REQUIREMENT. This task calls for printing every entry exactly.

(Website and app data records)
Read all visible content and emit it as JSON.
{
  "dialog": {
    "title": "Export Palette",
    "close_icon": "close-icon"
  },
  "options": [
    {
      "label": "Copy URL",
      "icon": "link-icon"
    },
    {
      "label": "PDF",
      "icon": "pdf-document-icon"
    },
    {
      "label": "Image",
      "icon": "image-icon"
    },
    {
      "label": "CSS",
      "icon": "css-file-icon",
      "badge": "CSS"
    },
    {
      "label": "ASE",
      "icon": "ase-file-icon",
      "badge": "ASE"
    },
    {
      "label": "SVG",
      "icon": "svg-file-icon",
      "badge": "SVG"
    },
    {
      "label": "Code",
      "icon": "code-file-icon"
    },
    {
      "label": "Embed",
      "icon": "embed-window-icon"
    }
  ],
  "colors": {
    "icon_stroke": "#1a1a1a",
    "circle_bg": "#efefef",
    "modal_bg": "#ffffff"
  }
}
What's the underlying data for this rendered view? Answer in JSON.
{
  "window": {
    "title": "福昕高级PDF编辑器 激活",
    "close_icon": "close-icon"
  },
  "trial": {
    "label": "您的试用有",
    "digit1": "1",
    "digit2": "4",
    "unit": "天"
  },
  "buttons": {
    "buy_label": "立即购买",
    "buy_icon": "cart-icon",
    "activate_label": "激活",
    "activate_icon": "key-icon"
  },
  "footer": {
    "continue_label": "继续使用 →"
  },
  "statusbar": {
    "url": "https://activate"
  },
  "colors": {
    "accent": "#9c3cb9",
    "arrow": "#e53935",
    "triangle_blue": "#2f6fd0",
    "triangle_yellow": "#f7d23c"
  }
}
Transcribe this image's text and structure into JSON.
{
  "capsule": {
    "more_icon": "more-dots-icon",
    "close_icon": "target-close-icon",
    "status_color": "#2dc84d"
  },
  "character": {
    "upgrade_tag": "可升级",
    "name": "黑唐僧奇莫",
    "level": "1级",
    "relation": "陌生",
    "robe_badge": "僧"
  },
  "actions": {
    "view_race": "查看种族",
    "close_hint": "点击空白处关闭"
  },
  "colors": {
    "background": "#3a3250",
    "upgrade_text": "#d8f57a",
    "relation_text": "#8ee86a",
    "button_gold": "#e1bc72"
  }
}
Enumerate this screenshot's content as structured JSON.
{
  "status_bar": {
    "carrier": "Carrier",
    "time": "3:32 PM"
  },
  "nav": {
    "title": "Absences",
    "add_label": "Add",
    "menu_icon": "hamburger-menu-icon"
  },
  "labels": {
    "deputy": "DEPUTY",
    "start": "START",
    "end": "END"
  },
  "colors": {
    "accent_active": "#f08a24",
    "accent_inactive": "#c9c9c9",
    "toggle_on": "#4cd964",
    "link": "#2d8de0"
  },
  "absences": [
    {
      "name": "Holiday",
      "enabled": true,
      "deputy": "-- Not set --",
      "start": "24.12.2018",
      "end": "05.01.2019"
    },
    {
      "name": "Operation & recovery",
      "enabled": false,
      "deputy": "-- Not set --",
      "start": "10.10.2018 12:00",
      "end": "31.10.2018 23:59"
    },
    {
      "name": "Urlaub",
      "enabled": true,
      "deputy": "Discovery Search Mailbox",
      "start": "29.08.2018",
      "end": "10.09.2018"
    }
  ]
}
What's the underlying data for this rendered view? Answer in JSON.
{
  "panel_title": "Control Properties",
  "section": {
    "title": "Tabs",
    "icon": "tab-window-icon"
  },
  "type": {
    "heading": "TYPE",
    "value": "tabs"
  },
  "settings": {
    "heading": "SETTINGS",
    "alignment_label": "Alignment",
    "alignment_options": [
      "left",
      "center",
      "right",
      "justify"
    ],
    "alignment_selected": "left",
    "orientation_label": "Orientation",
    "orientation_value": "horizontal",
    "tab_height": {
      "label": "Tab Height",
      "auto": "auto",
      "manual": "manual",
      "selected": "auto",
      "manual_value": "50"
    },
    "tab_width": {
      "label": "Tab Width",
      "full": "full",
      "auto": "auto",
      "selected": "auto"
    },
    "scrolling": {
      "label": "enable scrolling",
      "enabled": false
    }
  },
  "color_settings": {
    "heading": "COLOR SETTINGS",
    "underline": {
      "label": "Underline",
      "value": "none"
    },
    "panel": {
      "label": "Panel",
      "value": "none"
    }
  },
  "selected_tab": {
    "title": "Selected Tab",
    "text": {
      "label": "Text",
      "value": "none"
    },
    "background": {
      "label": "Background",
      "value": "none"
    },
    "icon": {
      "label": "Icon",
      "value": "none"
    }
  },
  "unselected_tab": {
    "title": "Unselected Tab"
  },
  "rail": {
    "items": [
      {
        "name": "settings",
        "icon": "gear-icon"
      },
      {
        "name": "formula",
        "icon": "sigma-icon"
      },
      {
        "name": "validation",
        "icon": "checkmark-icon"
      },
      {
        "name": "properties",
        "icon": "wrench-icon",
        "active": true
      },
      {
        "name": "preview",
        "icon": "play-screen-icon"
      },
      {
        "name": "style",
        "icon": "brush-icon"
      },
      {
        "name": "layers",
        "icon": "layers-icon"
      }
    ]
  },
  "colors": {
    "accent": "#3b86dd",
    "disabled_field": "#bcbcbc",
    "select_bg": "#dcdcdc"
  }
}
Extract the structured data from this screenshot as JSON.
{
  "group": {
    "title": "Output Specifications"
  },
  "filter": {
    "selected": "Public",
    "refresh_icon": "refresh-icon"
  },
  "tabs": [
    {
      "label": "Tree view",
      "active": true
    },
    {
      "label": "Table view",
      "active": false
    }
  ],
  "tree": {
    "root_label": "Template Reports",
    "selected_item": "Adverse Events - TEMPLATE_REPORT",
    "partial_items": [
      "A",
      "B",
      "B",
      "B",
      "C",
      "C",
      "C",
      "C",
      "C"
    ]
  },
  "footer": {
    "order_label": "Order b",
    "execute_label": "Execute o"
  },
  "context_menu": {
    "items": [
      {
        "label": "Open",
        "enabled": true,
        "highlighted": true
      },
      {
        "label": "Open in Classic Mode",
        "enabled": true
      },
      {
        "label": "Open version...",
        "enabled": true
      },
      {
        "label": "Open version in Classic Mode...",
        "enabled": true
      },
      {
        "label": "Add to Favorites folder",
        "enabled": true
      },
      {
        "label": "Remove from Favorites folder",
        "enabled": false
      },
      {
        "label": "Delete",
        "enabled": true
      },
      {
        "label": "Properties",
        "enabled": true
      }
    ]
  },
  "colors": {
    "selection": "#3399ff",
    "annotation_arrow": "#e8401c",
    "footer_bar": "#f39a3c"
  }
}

RESPONSE.
Read all visible content and emit it as JSON.
{
  "dialog": {
    "title": "Export Palette",
    "close_icon": "close-icon"
  },
  "options": [
    {
      "label": "Copy URL",
      "icon": "link-icon"
    },
    {
      "label": "PDF",
      "icon": "pdf-document-icon"
    },
    {
      "label": "Image",
      "icon": "image-icon"
    },
    {
      "label": "CSS",
      "icon": "css-file-icon",
      "badge": "CSS"
    },
    {
      "label": "ASE",
      "icon": "ase-file-icon",
      "badge": "ASE"
    },
    {
      "label": "SVG",
      "icon": "svg-file-icon",
      "badge": "SVG"
    },
    {
      "label": "Code",
      "icon": "code-file-icon"
    },
    {
      "label": "Embed",
      "icon": "embed-window-icon"
    }
  ],
  "colors": {
    "icon_stroke": "#1a1a1a",
    "circle_bg": "#efefef",
    "modal_bg": "#ffffff"
  }
}
What's the underlying data for this rendered view? Answer in JSON.
{
  "window": {
    "title": "福昕高级PDF编辑器 激活",
    "close_icon": "close-icon"
  },
  "trial": {
    "label": "您的试用有",
    "digit1": "1",
    "digit2": "4",
    "unit": "天"
  },
  "buttons": {
    "buy_label": "立即购买",
    "buy_icon": "cart-icon",
    "activate_label": "激活",
    "activate_icon": "key-icon"
  },
  "footer": {
    "continue_label": "继续使用 →"
  },
  "statusbar": {
    "url": "https://activate"
  },
  "colors": {
    "accent": "#9c3cb9",
    "arrow": "#e53935",
    "triangle_blue": "#2f6fd0",
    "triangle_yellow": "#f7d23c"
  }
}
Transcribe this image's text and structure into JSON.
{
  "capsule": {
    "more_icon": "more-dots-icon",
    "close_icon": "target-close-icon",
    "status_color": "#2dc84d"
  },
  "character": {
    "upgrade_tag": "可升级",
    "name": "黑唐僧奇莫",
    "level": "1级",
    "relation": "陌生",
    "robe_badge": "僧"
  },
  "actions": {
    "view_race": "查看种族",
    "close_hint": "点击空白处关闭"
  },
  "colors": {
    "background": "#3a3250",
    "upgrade_text": "#d8f57a",
    "relation_text": "#8ee86a",
    "button_gold": "#e1bc72"
  }
}
Enumerate this screenshot's content as structured JSON.
{
  "status_bar": {
    "carrier": "Carrier",
    "time": "3:32 PM"
  },
  "nav": {
    "title": "Absences",
    "add_label": "Add",
    "menu_icon": "hamburger-menu-icon"
  },
  "labels": {
    "deputy": "DEPUTY",
    "start": "START",
    "end": "END"
  },
  "colors": {
    "accent_active": "#f08a24",
    "accent_inactive": "#c9c9c9",
    "toggle_on": "#4cd964",
    "link": "#2d8de0"
  },
  "absences": [
    {
      "name": "Holiday",
      "enabled": true,
      "deputy": "-- Not set --",
      "start": "24.12.2018",
      "end": "05.01.2019"
    },
    {
      "name": "Operation & recovery",
      "enabled": false,
      "deputy": "-- Not set --",
      "start": "10.10.2018 12:00",
      "end": "31.10.2018 23:59"
    },
    {
      "name": "Urlaub",
      "enabled": true,
      "deputy": "Discovery Search Mailbox",
      "start": "29.08.2018",
      "end": "10.09.2018"
    }
  ]
}
What's the underlying data for this rendered view? Answer in JSON.
{
  "panel_title": "Control Properties",
  "section": {
    "title": "Tabs",
    "icon": "tab-window-icon"
  },
  "type": {
    "heading": "TYPE",
    "value": "tabs"
  },
  "settings": {
    "heading": "SETTINGS",
    "alignment_label": "Alignment",
    "alignment_options": [
      "left",
      "center",
      "right",
      "justify"
    ],
    "alignment_selected": "left",
    "orientation_label": "Orientation",
    "orientation_value": "horizontal",
    "tab_height": {
      "label": "Tab Height",
      "auto": "auto",
      "manual": "manual",
      "selected": "auto",
      "manual_value": "50"
    },
    "tab_width": {
      "label": "Tab Width",
      "full": "full",
      "auto": "auto",
      "selected": "auto"
    },
    "scrolling": {
      "label": "enable scrolling",
      "enabled": false
    }
  },
  "color_settings": {
    "heading": "COLOR SETTINGS",
    "underline": {
      "label": "Underline",
      "value": "none"
    },
    "panel": {
      "label": "Panel",
      "value": "none"
    }
  },
  "selected_tab": {
    "title": "Selected Tab",
    "text": {
      "label": "Text",
      "value": "none"
    },
    "background": {
      "label": "Background",
      "value": "none"
    },
    "icon": {
      "label": "Icon",
      "value": "none"
    }
  },
  "unselected_tab": {
    "title": "Unselected Tab"
  },
  "rail": {
    "items": [
      {
        "name": "settings",
        "icon": "gear-icon"
      },
      {
        "name": "formula",
        "icon": "sigma-icon"
      },
      {
        "name": "validation",
        "icon": "checkmark-icon"
      },
      {
        "name": "properties",
        "icon": "wrench-icon",
        "active": true
      },
      {
        "name": "preview",
        "icon": "play-screen-icon"
      },
      {
        "name": "style",
        "icon": "brush-icon"
      },
      {
        "name": "layers",
        "icon": "layers-icon"
      }
    ]
  },
  "colors": {
    "accent": "#3b86dd",
    "disabled_field": "#bcbcbc",
    "select_bg": "#dcdcdc"
  }
}
Extract the structured data from this screenshot as JSON.
{
  "group": {
    "title": "Output Specifications"
  },
  "filter": {
    "selected": "Public",
    "refresh_icon": "refresh-icon"
  },
  "tabs": [
    {
      "label": "Tree view",
      "active": true
    },
    {
      "label": "Table view",
      "active": false
    }
  ],
  "tree": {
    "root_label": "Template Reports",
    "selected_item": "Adverse Events - TEMPLATE_REPORT",
    "partial_items": [
      "A",
      "B",
      "B",
      "B",
      "C",
      "C",
      "C",
      "C",
      "C"
    ]
  },
  "footer": {
    "order_label": "Order b",
    "execute_label": "Execute o"
  },
  "context_menu": {
    "items": [
      {
        "label": "Open",
        "enabled": true,
        "highlighted": true
      },
      {
        "label": "Open in Classic Mode",
        "enabled": true
      },
      {
        "label": "Open version...",
        "enabled": true
      },
      {
        "label": "Open version in Classic Mode...",
        "enabled": true
      },
      {
        "label": "Add to Favorites folder",
        "enabled": true
      },
      {
        "label": "Remove from Favorites folder",
        "enabled": false
      },
      {
        "label": "Delete",
        "enabled": true
      },
      {
        "label": "Properties",
        "enabled": true
      }
    ]
  },
  "colors": {
    "selection": "#3399ff",
    "annotation_arrow": "#e8401c",
    "footer_bar": "#f39a3c"
  }
}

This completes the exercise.